Ankara says wants to be ‘observer member' of Shanghai organization
Ankara wants to become an "observer member state" in the Shanghai Cooperation Organization (SCO) as part of "Turkey's multilateral diplomacy," Foreign Ministry spokesman Selcuk Unal said on Thursday Today`s Zaman reproted.
Ünal, in his last press briefing as the ministry spokesman, said that Turkey is already a "dialogue partner" of the Russian and Chinese-led group and that joining every international organization, becoming an observer state or following their activities is fundamental to Turkey's "multilateral diplomacy."
As Turkey and the European Union have failed to make substantial progress in accession talks, Turkish Prime Minister Recep Tayyip Erdogan resurrected the possible membership in the SCO, saying Turkey is seriously considering becoming part of the organization, which he considers an alternative at a time when the EU's future looks increasingly dim.

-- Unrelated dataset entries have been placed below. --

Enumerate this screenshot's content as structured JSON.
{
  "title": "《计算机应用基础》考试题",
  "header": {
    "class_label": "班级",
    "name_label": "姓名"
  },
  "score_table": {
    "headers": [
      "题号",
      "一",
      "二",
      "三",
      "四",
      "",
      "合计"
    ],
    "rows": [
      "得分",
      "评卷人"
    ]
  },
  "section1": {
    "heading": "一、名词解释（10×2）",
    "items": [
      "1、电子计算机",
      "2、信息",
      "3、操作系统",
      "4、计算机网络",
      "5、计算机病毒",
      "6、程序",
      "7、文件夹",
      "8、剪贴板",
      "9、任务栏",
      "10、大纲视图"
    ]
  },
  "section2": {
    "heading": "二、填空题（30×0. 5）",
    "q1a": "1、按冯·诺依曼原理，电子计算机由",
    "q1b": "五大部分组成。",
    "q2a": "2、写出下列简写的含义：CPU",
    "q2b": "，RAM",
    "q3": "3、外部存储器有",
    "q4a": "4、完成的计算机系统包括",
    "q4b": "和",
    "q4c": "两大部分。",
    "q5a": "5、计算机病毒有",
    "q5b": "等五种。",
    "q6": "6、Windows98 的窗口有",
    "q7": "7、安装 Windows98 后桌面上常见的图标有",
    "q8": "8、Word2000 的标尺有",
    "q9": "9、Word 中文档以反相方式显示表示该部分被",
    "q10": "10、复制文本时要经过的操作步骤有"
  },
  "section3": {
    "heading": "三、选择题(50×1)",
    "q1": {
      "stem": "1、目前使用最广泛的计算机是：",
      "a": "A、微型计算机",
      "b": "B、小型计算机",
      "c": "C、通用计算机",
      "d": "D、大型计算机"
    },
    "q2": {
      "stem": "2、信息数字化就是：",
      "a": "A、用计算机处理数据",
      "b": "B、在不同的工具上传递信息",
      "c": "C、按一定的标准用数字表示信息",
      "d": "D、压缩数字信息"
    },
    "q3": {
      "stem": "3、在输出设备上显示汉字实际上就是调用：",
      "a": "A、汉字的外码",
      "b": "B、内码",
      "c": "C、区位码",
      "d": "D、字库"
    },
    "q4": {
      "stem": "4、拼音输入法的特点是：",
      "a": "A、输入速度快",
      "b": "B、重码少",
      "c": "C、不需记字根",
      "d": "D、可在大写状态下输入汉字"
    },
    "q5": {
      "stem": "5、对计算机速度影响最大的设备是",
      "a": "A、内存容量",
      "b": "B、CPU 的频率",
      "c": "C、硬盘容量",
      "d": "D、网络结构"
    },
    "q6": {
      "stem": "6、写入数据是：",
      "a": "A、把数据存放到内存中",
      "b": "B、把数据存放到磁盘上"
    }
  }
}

The SCO is a mutual-security organization which was founded in 2001 in Shanghai by the leaders of China, Kazakhstan, Kyrgyzstan, Russia, Tajikistan and Uzbekistan. The other countries, with the exception of Uzbekistan, had been members of the Shanghai Five, founded in 1996; after the inclusion of Uzbekistan in 2001, the members renamed the organization.
Ünal added that Turkey is already attending the organization's meetings, stressing that Ankara wants to upgrade its status by becoming an observer member state and advance cooperation with the SCO.
Syria crisis needs urgent solution
Asked about Ankara's comment on Wednesday's remarks by Syria's top opposition leader -- who said he is willing to negotiate with members of President Bashar al-Assad's regime to bring a peaceful end to the country's civil war -- Ünal said it is "very natural" for everyone to seek a solution to the Syrian crisis.
The remarks by Moaz al-Khatib marked a clear departure from the opposition line, which has been a categorical refusal to talk to the government. Al-Khatib said he was willing to talk with representatives of Assad's regime "in Egypt, Turkey or Tunisia" on condition the government releases tens of thousands of political prisoners and renews all expired passports held by Syrians abroad -- a reference to exiled opposition leaders and activists who have been stripped of their Syrian passports.
Ünal pointed to the fact that the Syrian regime didn't make any comments on the suggestion and that it is too early to speculate on whether the talks will take place and where.
Noting that it is up to the Syrian people to decide if there are any preconditions before starting the negotiations, Ünal said Ankara is constantly talking to the Syrian National Coalition.
Asked about an alleged Israeli air strike on a military convoy in Syria, the spokesman said Ankara has not received any official information regarding the strike, adding that the development is a clear indication that the situation in Syria is complicated and has become a threat to international and regional peace.
"For this reason, we believe that the Syrian issue should be immediately resolved in all its dimensions," Ünal underlined.
The spokesman also condemned this week's botched kidnapping attempt by four Syrians in accomplice with several Turkish nationals in the southern Turkish province of Hatay, saying it is an "unprecedently brazen act." He said this incident clearly shows how the Assad regime views its citizens.
Four Syrians entered into Turkey and stormed a house in Hatay district on Wednesday, attempting to kidnap a lawyer believed to be an important opposition figure. Turkish police, however, followed a vehicle carrying the kidnappers and the lawyer and clashed with the kidnappers, injuring two of them and detaining three. The lawyer was rescued unharmed.
Unal said the Foreign Ministry is closely monitoring the situation at every stage.
Ünal also announced that the ministry has issued a warning for Turkish nationals planning to travel to Niger, due to ongoing clashes in neighboring Mali.